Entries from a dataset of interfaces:
※
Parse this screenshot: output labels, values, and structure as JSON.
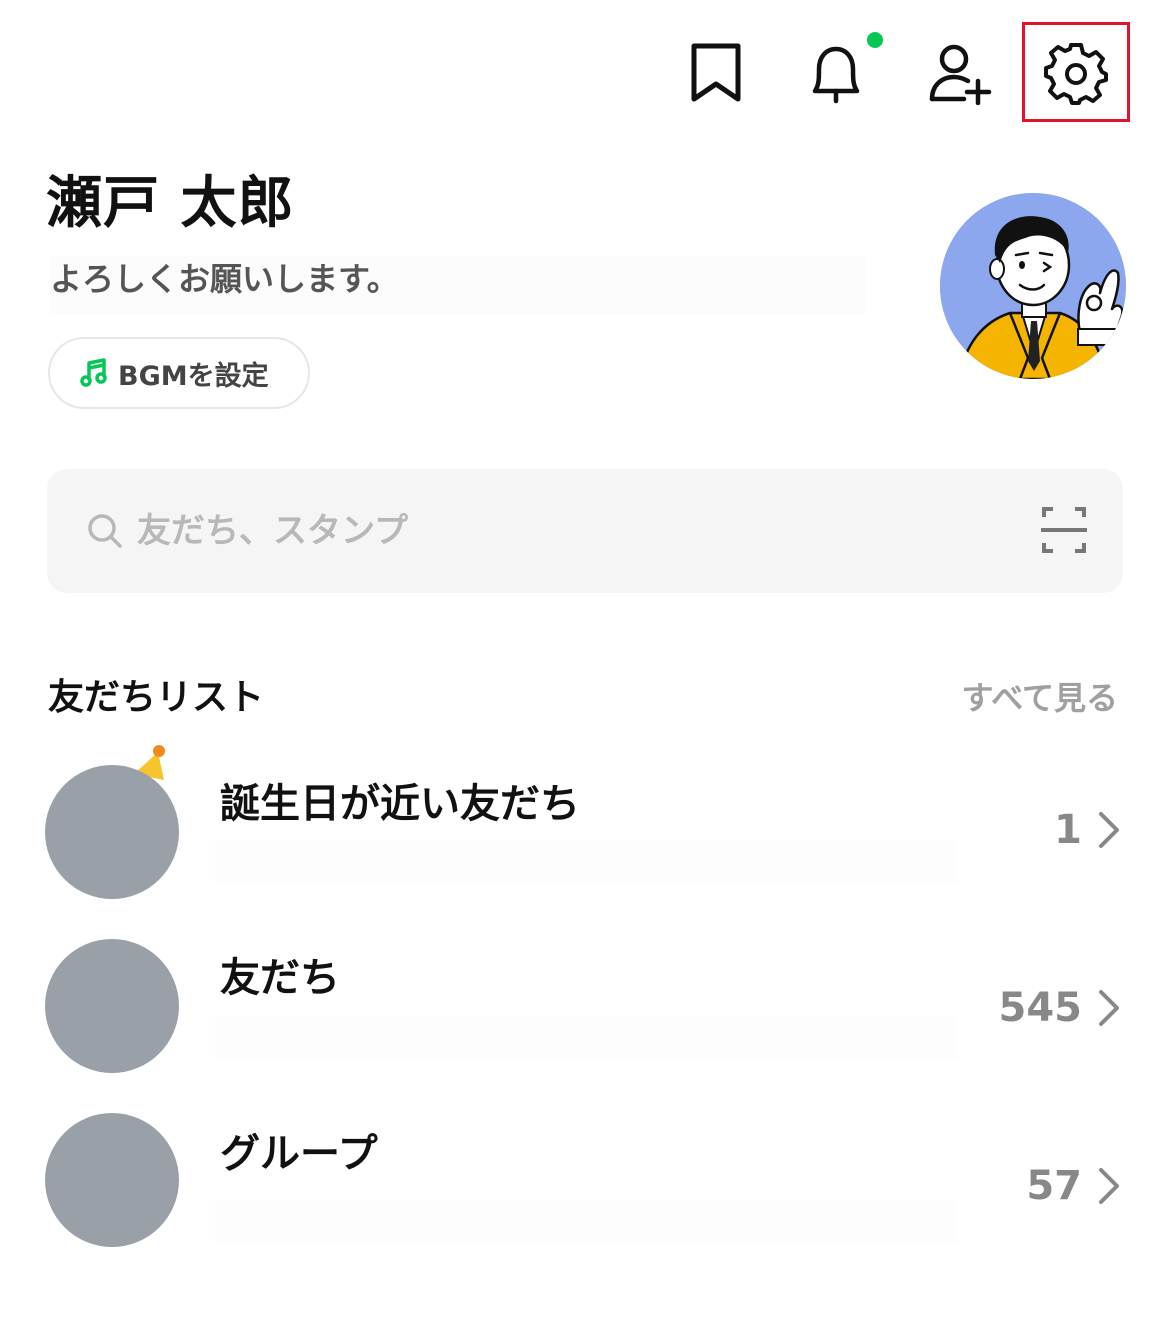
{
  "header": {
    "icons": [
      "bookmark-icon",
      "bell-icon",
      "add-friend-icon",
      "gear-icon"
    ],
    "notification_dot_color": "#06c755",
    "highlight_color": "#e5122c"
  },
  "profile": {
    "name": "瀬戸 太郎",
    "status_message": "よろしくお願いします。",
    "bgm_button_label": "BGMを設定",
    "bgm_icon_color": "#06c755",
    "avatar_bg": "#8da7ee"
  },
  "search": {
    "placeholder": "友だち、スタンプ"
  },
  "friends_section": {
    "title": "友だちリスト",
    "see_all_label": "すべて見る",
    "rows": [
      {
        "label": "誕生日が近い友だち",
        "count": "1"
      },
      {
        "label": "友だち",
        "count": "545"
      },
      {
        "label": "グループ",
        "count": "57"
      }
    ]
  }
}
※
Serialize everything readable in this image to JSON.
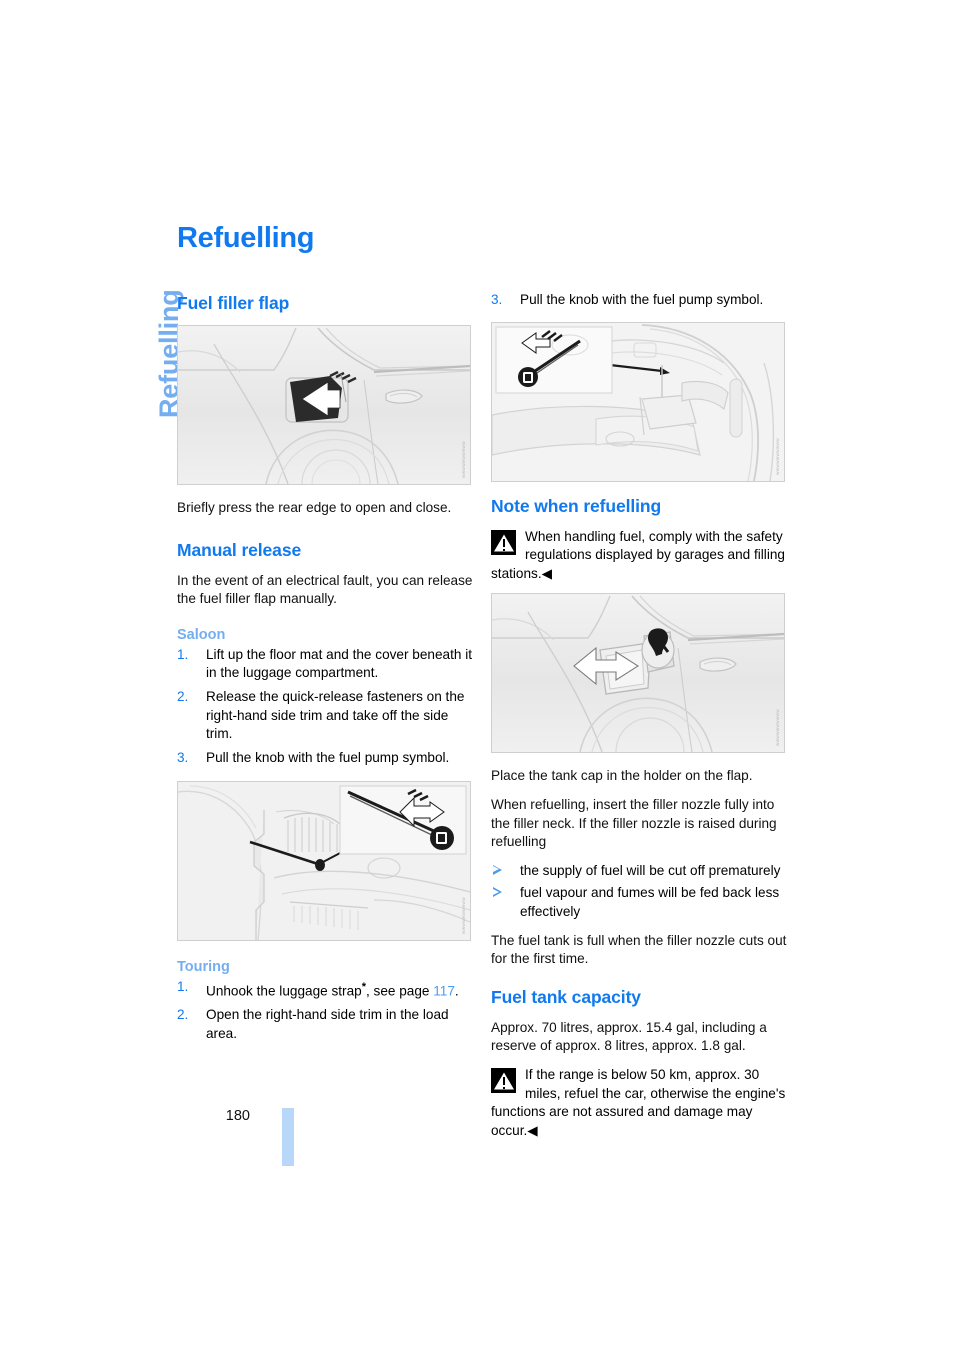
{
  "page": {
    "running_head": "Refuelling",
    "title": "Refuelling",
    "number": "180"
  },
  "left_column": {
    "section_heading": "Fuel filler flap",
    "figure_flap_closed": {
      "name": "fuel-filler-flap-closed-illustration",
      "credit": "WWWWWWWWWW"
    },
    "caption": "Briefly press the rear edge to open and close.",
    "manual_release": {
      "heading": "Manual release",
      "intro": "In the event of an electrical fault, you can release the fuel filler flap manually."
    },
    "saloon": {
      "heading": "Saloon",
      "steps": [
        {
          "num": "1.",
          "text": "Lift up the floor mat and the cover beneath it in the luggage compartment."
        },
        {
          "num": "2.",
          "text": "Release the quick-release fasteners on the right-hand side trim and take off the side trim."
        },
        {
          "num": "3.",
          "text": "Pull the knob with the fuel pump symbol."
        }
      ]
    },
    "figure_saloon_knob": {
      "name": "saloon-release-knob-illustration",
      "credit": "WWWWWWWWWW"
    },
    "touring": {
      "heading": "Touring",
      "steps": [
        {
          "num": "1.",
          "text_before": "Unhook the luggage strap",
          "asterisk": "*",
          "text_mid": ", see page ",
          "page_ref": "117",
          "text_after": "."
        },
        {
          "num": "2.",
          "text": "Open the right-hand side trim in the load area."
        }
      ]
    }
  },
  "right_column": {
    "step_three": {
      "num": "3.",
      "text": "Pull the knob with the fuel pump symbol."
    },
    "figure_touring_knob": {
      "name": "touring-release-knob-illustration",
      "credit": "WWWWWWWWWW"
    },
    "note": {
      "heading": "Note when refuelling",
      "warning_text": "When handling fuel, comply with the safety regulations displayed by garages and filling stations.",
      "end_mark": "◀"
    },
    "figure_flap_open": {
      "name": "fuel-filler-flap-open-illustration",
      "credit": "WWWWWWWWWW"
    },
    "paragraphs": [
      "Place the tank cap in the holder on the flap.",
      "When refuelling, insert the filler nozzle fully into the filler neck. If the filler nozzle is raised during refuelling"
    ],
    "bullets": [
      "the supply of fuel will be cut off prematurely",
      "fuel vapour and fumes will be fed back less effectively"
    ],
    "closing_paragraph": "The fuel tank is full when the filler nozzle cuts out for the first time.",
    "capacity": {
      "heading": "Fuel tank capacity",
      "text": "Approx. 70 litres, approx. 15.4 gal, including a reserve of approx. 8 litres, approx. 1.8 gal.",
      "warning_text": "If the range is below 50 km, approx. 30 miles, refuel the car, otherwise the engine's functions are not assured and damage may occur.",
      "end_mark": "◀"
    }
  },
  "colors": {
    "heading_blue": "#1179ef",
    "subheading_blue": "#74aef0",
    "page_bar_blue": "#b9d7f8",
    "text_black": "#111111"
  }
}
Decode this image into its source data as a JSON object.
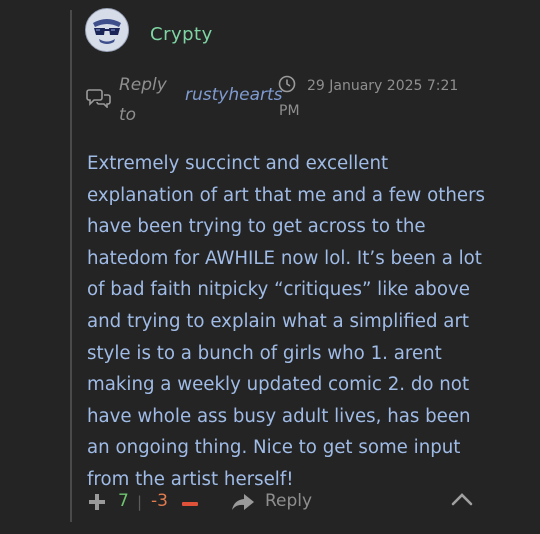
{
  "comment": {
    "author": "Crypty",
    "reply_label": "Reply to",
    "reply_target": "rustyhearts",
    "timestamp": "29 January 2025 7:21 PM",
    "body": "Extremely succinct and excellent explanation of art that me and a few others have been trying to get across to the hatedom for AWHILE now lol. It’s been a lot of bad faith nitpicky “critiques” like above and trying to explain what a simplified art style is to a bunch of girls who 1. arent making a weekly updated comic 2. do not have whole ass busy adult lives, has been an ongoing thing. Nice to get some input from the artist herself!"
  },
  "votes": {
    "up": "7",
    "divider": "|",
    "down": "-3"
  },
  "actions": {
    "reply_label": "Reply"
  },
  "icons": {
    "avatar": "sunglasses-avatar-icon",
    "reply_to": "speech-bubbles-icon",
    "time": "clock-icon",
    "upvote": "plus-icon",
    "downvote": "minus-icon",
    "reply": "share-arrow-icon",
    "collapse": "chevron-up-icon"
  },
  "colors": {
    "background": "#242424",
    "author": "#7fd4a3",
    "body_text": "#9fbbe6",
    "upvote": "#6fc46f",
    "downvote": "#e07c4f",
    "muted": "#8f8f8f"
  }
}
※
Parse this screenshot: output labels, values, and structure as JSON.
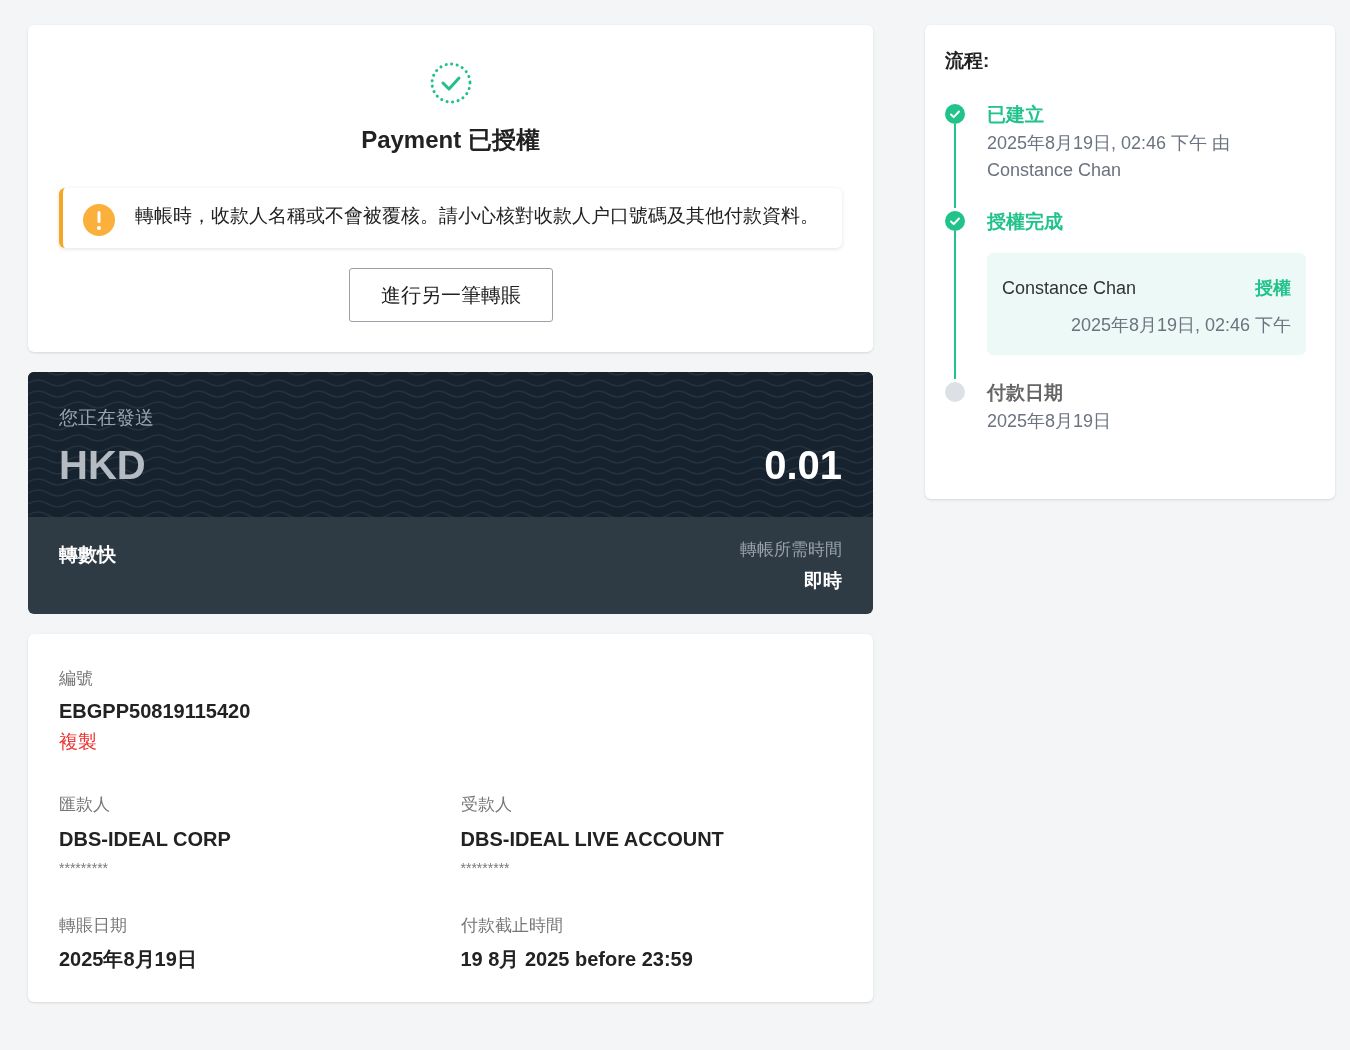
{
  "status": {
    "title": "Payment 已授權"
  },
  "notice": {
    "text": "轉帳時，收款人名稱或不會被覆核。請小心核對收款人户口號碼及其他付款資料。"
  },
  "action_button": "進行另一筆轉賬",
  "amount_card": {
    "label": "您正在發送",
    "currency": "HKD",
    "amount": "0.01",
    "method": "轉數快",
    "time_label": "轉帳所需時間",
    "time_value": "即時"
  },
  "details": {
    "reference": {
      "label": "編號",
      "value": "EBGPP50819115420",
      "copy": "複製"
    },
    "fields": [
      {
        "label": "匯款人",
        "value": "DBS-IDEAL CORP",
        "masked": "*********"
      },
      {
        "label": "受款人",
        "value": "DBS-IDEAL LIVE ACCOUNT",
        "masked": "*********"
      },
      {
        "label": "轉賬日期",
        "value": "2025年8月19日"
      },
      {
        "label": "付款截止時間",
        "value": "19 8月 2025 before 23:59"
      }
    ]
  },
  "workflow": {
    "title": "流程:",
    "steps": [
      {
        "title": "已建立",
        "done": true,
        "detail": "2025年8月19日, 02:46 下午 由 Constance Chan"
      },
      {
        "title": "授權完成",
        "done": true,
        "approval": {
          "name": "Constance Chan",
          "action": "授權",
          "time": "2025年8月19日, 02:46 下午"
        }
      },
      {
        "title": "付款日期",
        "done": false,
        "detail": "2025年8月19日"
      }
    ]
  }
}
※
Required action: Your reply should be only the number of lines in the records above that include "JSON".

Exercise response: 4